Have in these parts from morn till even fought,

And sheathed their swords for lack of argument.

Dishonor not your mothers; now attest

That those whom you called fathers did beget you" (3.1.17-23)]

The sons must emulate the fathers not only to avoid dishonor, but more generally to avoid losing their inheritance rights. The issue of inheritance really becomes one of keeping families together. Henry makes this clear at Harfleur, where he tells the governor that he will destroy the family affinity, ruin paternal patterns, and dishonor all the mothers:

why, in a moment look to see

The blind and bloody soldier with foul hand

Defile the locks of your shrill-shrieking daughters;

Your fathers taken by the silver beards,

And their most reverend heads dashed to the walls;

Your naked infants spitted upon pikes,

Whiles the mad mothers with their howls confused

Do break the clouds, as did the wives of Jewry

At Herod's bloody-hunting slaughtermen. (3.3.110-118)

As surprising as it is to describe his own men as rapists and murderers, Henry brilliantly makes the potential victims members of families, such as daughters, fathers, mothers, and infants. This heightens the impact of the violence to such a degree that the governor yields the town without a fight. It also makes it clear that what Henry is really threatening to destroy is the entire inheritance structure of the town, without which Harfleur loses its entire identity. This connection between family and inheritance underlies the reason why Henry refuses to marry Catherine the first time Charles offers her to him. Henry does not only need Catherine as his wife, he also needs the assurance that Charles will make him his heir.
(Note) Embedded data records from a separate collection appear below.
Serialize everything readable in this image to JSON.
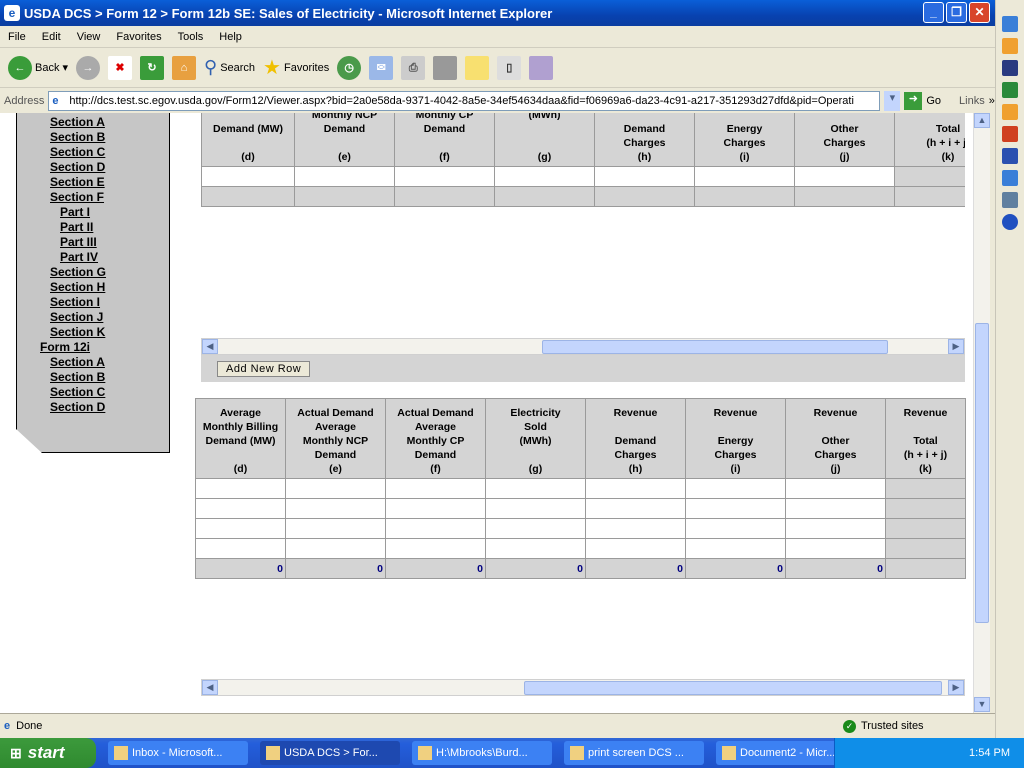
{
  "window": {
    "title": "USDA DCS > Form 12 > Form 12b SE: Sales of Electricity - Microsoft Internet Explorer"
  },
  "menu": [
    "File",
    "Edit",
    "View",
    "Favorites",
    "Tools",
    "Help"
  ],
  "toolbar": {
    "back": "Back",
    "search": "Search",
    "favorites": "Favorites"
  },
  "address": {
    "label": "Address",
    "url": "http://dcs.test.sc.egov.usda.gov/Form12/Viewer.aspx?bid=2a0e58da-9371-4042-8a5e-34ef54634daa&fid=f06969a6-da23-4c91-a217-351293d27dfd&pid=Operati",
    "go": "Go",
    "links": "Links"
  },
  "sidenav": {
    "items": [
      {
        "label": "Section A",
        "level": 1
      },
      {
        "label": "Section B",
        "level": 1
      },
      {
        "label": "Section C",
        "level": 1
      },
      {
        "label": "Section D",
        "level": 1
      },
      {
        "label": "Section E",
        "level": 1
      },
      {
        "label": "Section F",
        "level": 1
      },
      {
        "label": "Part I",
        "level": 2
      },
      {
        "label": "Part II",
        "level": 2
      },
      {
        "label": "Part III",
        "level": 2
      },
      {
        "label": "Part IV",
        "level": 2
      },
      {
        "label": "Section G",
        "level": 1
      },
      {
        "label": "Section H",
        "level": 1
      },
      {
        "label": "Section I",
        "level": 1
      },
      {
        "label": "Section J",
        "level": 1
      },
      {
        "label": "Section K",
        "level": 1
      },
      {
        "label": "Form 12i",
        "level": 0
      },
      {
        "label": "Section A",
        "level": 1
      },
      {
        "label": "Section B",
        "level": 1
      },
      {
        "label": "Section C",
        "level": 1
      },
      {
        "label": "Section D",
        "level": 1
      }
    ]
  },
  "table1": {
    "headers": [
      "Demand (MW)\n\n(d)",
      "Monthly NCP\nDemand\n\n(e)",
      "Monthly CP\nDemand\n\n(f)",
      "(MWh)\n\n\n(g)",
      "Demand\nCharges\n(h)",
      "Energy\nCharges\n(i)",
      "Other\nCharges\n(j)",
      "Total\n(h + i + j)\n(k)"
    ],
    "add_row": "Add New Row"
  },
  "table2": {
    "headers": [
      "Average\nMonthly Billing\nDemand (MW)\n\n(d)",
      "Actual Demand\nAverage\nMonthly NCP\nDemand\n(e)",
      "Actual Demand\nAverage\nMonthly CP\nDemand\n(f)",
      "Electricity\nSold\n(MWh)\n\n(g)",
      "Revenue\n\nDemand\nCharges\n(h)",
      "Revenue\n\nEnergy\nCharges\n(i)",
      "Revenue\n\nOther\nCharges\n(j)",
      "Revenue\n\nTotal\n(h + i + j)\n(k)"
    ],
    "totals": [
      "0",
      "0",
      "0",
      "0",
      "0",
      "0",
      "0",
      ""
    ]
  },
  "status": {
    "text": "Done",
    "zone": "Trusted sites"
  },
  "taskbar": {
    "start": "start",
    "tasks": [
      "Inbox - Microsoft...",
      "USDA DCS > For...",
      "H:\\Mbrooks\\Burd...",
      "print screen DCS ...",
      "Document2 - Micr..."
    ],
    "clock": "1:54 PM"
  }
}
Issuance of blame comes up again when Henry tries to make the governor of Harfleur accept responsibility for the rape and pillage he will allow his troops to pursue. The governor of Harfleur yields the town, begging for mercy as he does so. However, although Henry still refuses to take responsibility for his actions, he cannot escape the judgment of his troops. As will be seen in Act Four, they blame him for leaving behind widows and fatherless children.

Indeed, it is wrong to assume that only the French face disruption of their families. The Constable makes clear, "His [Henry's] soldiers sick and famished in their march, / For I am sure when he shall see our army / He'll drop his heart into the sink of fear" (3.5.57-59). Henry is not just lightly marching through France, he is struggling to keep together a suffering army as well. The losses Henry deals with are largely due to sickness and starvation. Henry states, "My people are with sickness much enfeebled, / My numbers lessened, and those few I have / Almost no better than so many French" (3.6.131-133). However, given that Henry speaks these lines to the French Herald, it is probable that he is exaggerating to give the French a false sense of confidence.
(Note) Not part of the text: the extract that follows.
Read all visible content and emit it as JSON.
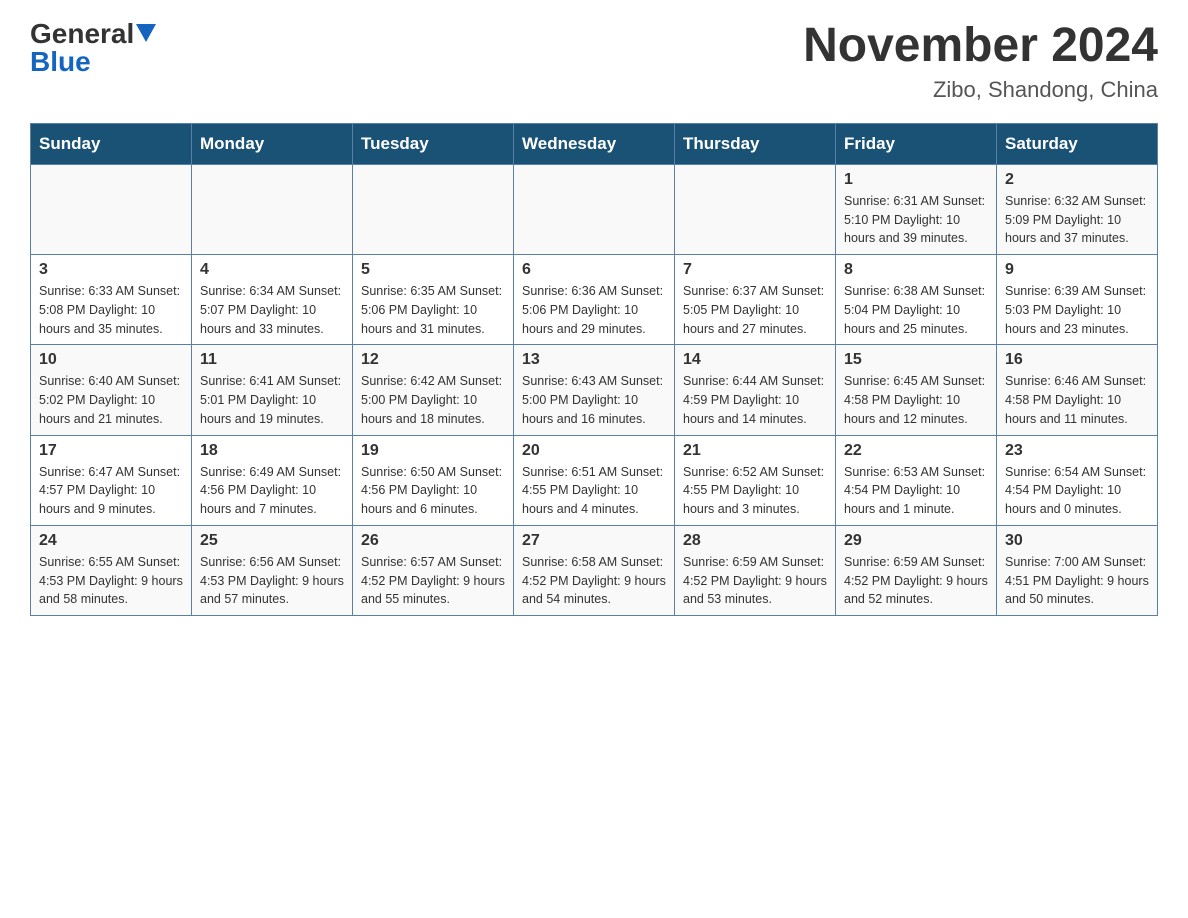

The heterogeneous nature of the army is firmly established in Act Three. There are four officers with four accents, English, Scottish, Irish and Welsh. The unity of the men rests on their allegiance to Henry. Indeed, when Fluellen refers to MacMorris' "nation," he is corrected by the Irishman, who says, "Of my nation? What ish my nation?...Who talks of my nation?" (3.3.59). This cohesion among that disparate regions is something only Henry has managed and is what his father battled for most of his reign.
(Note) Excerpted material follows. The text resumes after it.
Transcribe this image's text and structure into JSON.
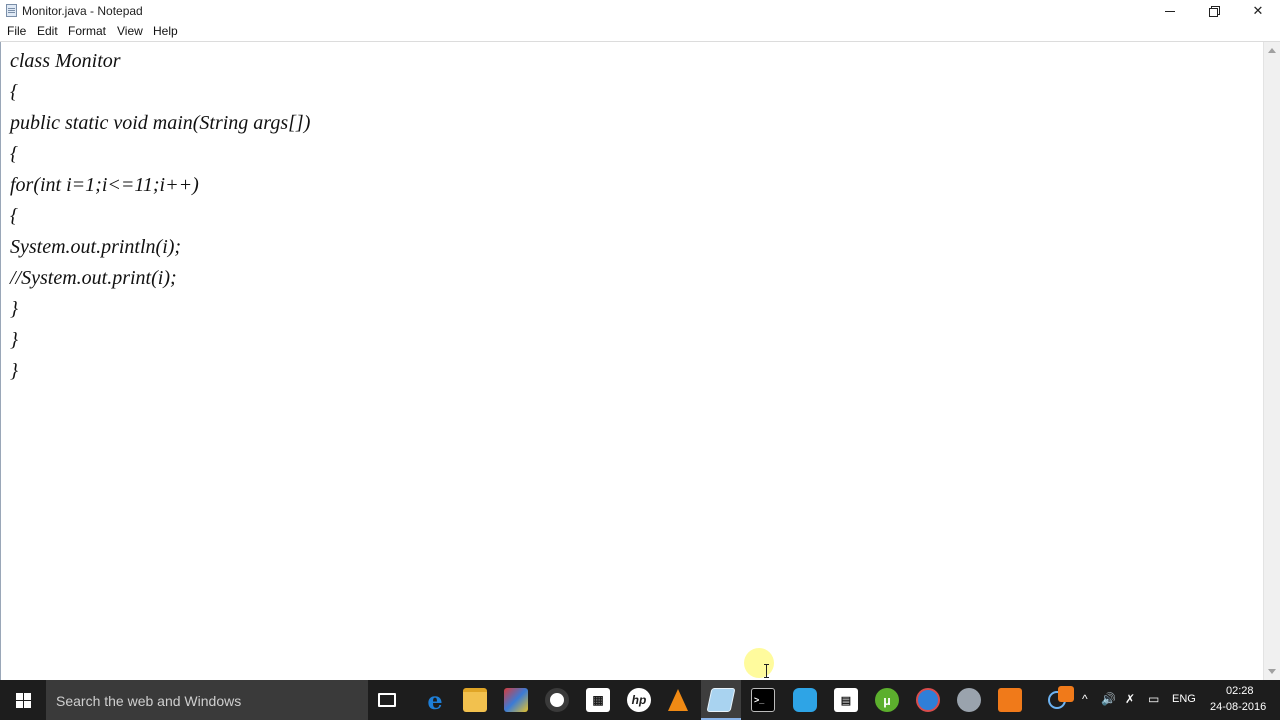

In Act Three, Scene Four we are introduced to Catherine. This scene, largely a comedy, also serves to seriously foreshadow two results. By learning the English language, Catherine foreshadows defeat for her father and shows that she must get used to a foreign tongue. However, she also indicates a union of the two languages and kingdoms by virtue of her willingness to use English words.

One of the more interesting comparisons is between the Dauphin and Hotspur, Henry's enemy in Henry IV, Part I. The Dauphin writes a sonnet to his horse (this is only in the First Folio, other texts substitute Bourbon for the Dauphin). In writing the sonnet he reenacts Hotspur who said his roan shall be his throne. The Dauphin can in many ways be said to be embody the worst aspects of Hotspur: his overbearing confidence, his love of horses, and his lack of leadership ability. This stands in contrast to Henry who will later be seen as a modern version of Hotspur by getting the consent of his troops and wishing for more honor by having fewer men.